I’ve seen websites with their best content hidden away in a cross-linked oubliette that even the most determined crawler or user won’t come across without the intervention of a miracle. It’s a shame, because a lot of value is lost to companies because of ill-thought through design or sites whose design shows no evidence of thought at all and are seemingly the result of boardroom politicking rather than any coherent design process.
We’re going to take a look at 5 simple, high-level tests that you can apply to your site to determine whether it needs improvement.
Is It Crawlable?
Look at your home page and consider the journey a user has to take to the rest of your content. Is it simple for them to follow a short series of links to reach every part of your site? If the answer is no, then you probably have areas of the site which are cut off from the rest.
Search engine crawlers find their way around the site by following links from one page to the next. If there are pages or sets of pages that cannot be reached in this way, then the crawler can’t find them and they will have no way to appear in search engine indexes.
How Long Is The Ideal User Journey To Conversion?
In ideal circumstances, it should take no more than three or four clicks from the homepage to reach every other part of the site.
That doesn’t mean you should just overload your homepage with dozens of links, which won’t make it any less confusing. Instead, the whole architecture of the site and the relationship of pages to each other should be designed to ensure the journey to the required content is as short and meaningful as possible.
This is especially true for sites trying to elicit a conversion. If users have to travel though a dozen pages before they can finally complete a sale or leave their contact information, a huge proportion of them will give up. A site with poor information architecture is a leaky site; users will fall out of the journey at every extra click.
Is Your Content Richly Cross-Linked?
Context is important for search engine crawlers and part of the context is provided by relevant links between content. As Googlebot traverses your site it will make note of which pages link together and try to figure out how they are related to each other. Each link into a page provides it with more exposure to the search engines.
Internal cross linking architectures are a complex topic, and it’s possible to overdo it. Check out this article from Moz for more detailed information.
Are You Hiding Your Best Content In Sliders?
Sliders can be a great way to display information, but they can also be a great way to hide it. As a general rule, if you really need your users to see a particular piece of content or branding, don’t put it into a slider. It’s become much more popular to spread out information over longer pages that users have to scroll through – the iPhone 5S page being a prominent example.
Don’t be afraid to make users scroll; it’s natural for them to do so, which isn’t the case with clicking through sliders.

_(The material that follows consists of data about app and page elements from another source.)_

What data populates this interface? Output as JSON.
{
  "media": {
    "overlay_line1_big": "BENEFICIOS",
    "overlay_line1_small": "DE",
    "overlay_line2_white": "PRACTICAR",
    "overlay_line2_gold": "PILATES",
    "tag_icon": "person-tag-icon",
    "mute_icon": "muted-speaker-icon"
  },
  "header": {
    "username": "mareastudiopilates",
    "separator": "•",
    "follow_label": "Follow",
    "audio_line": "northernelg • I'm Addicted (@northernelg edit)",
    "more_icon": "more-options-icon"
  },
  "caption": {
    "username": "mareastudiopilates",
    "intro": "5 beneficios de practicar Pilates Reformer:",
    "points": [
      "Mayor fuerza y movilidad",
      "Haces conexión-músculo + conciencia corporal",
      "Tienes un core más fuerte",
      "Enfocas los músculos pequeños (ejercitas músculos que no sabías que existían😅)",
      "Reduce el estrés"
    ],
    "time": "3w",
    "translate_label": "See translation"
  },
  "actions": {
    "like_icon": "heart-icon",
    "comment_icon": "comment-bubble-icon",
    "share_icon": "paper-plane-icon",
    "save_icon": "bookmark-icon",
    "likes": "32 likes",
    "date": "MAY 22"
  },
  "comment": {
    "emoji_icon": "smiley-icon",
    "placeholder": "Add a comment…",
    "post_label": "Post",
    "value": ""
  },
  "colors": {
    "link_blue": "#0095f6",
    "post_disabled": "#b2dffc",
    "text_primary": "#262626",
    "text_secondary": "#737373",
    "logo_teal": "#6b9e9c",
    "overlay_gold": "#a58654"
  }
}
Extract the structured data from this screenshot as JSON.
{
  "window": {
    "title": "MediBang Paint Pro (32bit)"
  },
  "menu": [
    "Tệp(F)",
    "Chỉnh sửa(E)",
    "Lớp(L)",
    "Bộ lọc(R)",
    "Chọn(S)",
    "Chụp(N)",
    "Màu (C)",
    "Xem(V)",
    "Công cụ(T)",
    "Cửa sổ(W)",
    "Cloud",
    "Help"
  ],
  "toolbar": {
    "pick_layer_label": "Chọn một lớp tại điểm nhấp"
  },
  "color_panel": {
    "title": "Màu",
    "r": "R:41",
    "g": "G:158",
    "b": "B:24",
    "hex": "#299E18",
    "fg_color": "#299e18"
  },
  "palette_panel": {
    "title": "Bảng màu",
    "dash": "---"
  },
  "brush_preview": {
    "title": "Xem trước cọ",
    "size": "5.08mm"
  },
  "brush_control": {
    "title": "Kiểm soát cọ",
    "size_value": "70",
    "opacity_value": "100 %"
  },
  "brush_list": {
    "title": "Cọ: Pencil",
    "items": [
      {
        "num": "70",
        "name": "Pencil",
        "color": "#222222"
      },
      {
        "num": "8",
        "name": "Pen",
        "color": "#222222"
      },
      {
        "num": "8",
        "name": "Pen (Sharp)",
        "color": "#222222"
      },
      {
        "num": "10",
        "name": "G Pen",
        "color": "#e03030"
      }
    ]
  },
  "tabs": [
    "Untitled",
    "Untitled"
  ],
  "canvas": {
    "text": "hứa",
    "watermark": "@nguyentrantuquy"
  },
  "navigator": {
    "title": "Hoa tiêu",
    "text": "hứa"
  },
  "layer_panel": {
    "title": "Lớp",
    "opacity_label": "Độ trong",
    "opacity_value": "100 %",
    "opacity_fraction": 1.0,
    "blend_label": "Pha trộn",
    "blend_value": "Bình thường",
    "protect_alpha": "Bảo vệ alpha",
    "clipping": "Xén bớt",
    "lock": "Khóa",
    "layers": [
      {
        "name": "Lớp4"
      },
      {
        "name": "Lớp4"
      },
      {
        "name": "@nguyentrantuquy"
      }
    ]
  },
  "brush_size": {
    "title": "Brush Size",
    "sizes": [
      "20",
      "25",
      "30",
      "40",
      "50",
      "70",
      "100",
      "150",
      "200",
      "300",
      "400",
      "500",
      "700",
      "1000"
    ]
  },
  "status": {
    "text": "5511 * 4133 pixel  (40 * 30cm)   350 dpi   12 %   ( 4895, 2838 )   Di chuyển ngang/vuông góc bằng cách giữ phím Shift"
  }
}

Website architecture is a complex subject, but like the related fields of SEO and CRO, it’s not difficult to understand the basic concepts involved. If you remember only two things from this article, remember:
All content and conversion goals on a site should be reachable in a small number of clicks.
If you can’t get to it with a link, neither can Googlebot.